The Brace Center for Gender Studies, an academic resource center for students and faculty to learn more about the intricacies of gender, hosted a secondary-school conference on gender-based harassment last Friday.
Headed by Tracy Ainsworth, Director of the Brace Center for Gender Studies, the conference focused on the pervasive challenges created by gender-based harassment and violence, as well as the potential for positive interventions.
The main goals of the conference were to create a growing network of educators working on gender-based issues and to form a list of practices meant to combat gender-based harassment and violence.
“[The conference] was a great opportunity for the Brace Center to function in a leadership role, promoting awareness of one of the most important issues facing adolescents today and bringing together educators from peer schools to work together to develop solutions and programs,” wrote Ainsworth in an email to The Phillipian.
In the hopes of deepening their understanding of issues related to gender-based harassment and violence in educational institutions, faculty and administrators met with leading experts in the fields of gender and sexuality, including Corinne Field ’83, Director of Undergraduate Programs for Women, Gender and Sexuality at the University of Virginia.
Ainsworth said, “About 100 educators from K-12 institutions came from the New England area, New York, Washington D.C., and even from South Africa to discuss ways that K-12 schools can do a better job of educating kids about gender and sexuality diversity and can begin to form partnerships and collaborate to try to combat gender-based harassment and violence.”

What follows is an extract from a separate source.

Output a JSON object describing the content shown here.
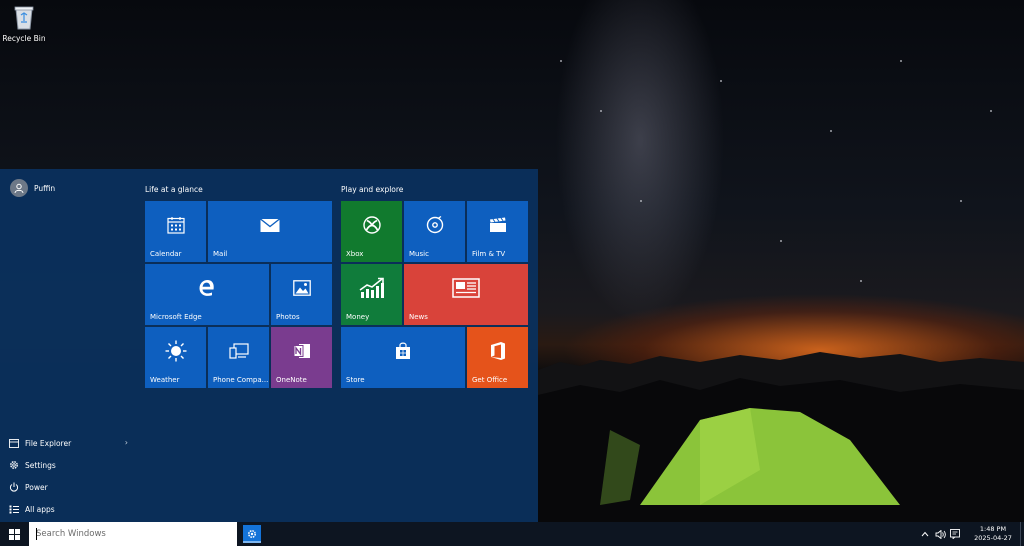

Additionally, the conference featured an awareness-raising session led by facilitators from Mentors in Violence Prevention (MVP), a mixed-gender and multi-racial gender violence and bullying prevention program that has a unique way of addressing issues of relationship abuse and sexual assault.

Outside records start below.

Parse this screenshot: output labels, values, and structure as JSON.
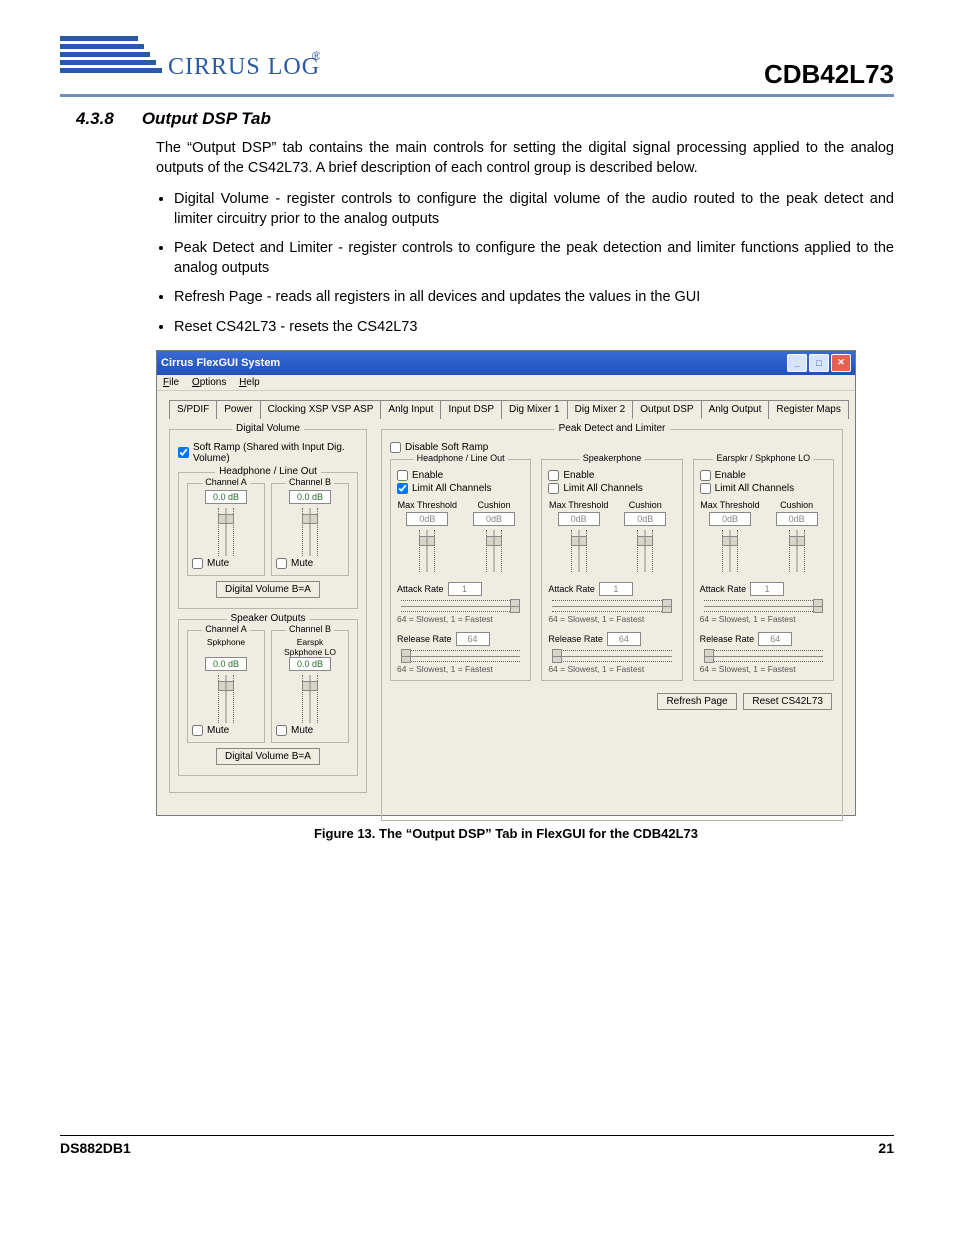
{
  "header": {
    "company": "CIRRUS LOGIC",
    "product": "CDB42L73"
  },
  "section": {
    "number": "4.3.8",
    "title": "Output DSP Tab"
  },
  "paragraph": "The “Output DSP” tab contains the main controls for setting the digital signal processing applied to the analog outputs of the CS42L73. A brief description of each control group is described below.",
  "bullets": [
    "Digital Volume - register controls to configure the digital volume of the audio routed to the peak detect and limiter circuitry prior to the analog outputs",
    "Peak Detect and Limiter - register controls to configure the peak detection and limiter functions applied to the analog outputs",
    "Refresh Page - reads all registers in all devices and updates the values in the GUI",
    "Reset CS42L73 - resets the CS42L73"
  ],
  "window": {
    "title": "Cirrus FlexGUI System",
    "menu": [
      "File",
      "Options",
      "Help"
    ],
    "tabs": [
      "S/PDIF",
      "Power",
      "Clocking XSP VSP ASP",
      "Anlg Input",
      "Input DSP",
      "Dig Mixer 1",
      "Dig Mixer 2",
      "Output DSP",
      "Anlg Output",
      "Register Maps"
    ],
    "active_tab": "Output DSP",
    "dv": {
      "title": "Digital Volume",
      "soft_ramp": "Soft Ramp (Shared with Input Dig. Volume)",
      "hp": {
        "title": "Headphone / Line Out",
        "a": {
          "title": "Channel A",
          "val": "0.0 dB",
          "mute": "Mute"
        },
        "b": {
          "title": "Channel B",
          "val": "0.0 dB",
          "mute": "Mute"
        },
        "btn": "Digital Volume B=A"
      },
      "spk": {
        "title": "Speaker Outputs",
        "a": {
          "title": "Channel A",
          "sub": "Spkphone",
          "sub2": "",
          "val": "0.0 dB",
          "mute": "Mute"
        },
        "b": {
          "title": "Channel B",
          "sub": "Earspk",
          "sub2": "Spkphone LO",
          "val": "0.0 dB",
          "mute": "Mute"
        },
        "btn": "Digital Volume B=A"
      }
    },
    "pd": {
      "title": "Peak Detect and Limiter",
      "disable_soft_ramp": "Disable Soft Ramp",
      "blocks": [
        {
          "title": "Headphone / Line Out",
          "enable": "Enable",
          "limit": "Limit All Channels",
          "limit_checked": true
        },
        {
          "title": "Speakerphone",
          "enable": "Enable",
          "limit": "Limit All Channels",
          "limit_checked": false
        },
        {
          "title": "Earspkr / Spkphone LO",
          "enable": "Enable",
          "limit": "Limit All Channels",
          "limit_checked": false
        }
      ],
      "max_label": "Max Threshold",
      "cushion_label": "Cushion",
      "zero": "0dB",
      "attack_label": "Attack Rate",
      "attack_val": "1",
      "release_label": "Release Rate",
      "release_val": "64",
      "hint": "64 = Slowest, 1 = Fastest"
    },
    "refresh": "Refresh Page",
    "reset": "Reset CS42L73"
  },
  "figure_caption": "Figure 13.  The “Output DSP” Tab in FlexGUI for the CDB42L73",
  "footer": {
    "left": "DS882DB1",
    "right": "21"
  }
}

MVP’s “bystander approach” teaches bystanders to be effective combatants against gender-based violence by reacting, according to the program’s website.
Ainsworth said, “Active bystander intervention is the only data-tested program that has been proven to reduce gender-based harassment and violence on college campuses, and we are trying to bring that here to Andover for faculty and students.”
Following the gender-based discussion sessions, the Brace Center Conference presented a screening of the film “The Mask You Live In,” a documentary that explores America’s narrow definition of masculinity by following the lives of boys and young men of various backgrounds.
Ainsworth said, “The day was a huge success, and people brought so much vision, commitment and energy to these conversations. We’re hoping to facilitate ongoing working groups and to write up a report that conference attendees can share with their home institutions.”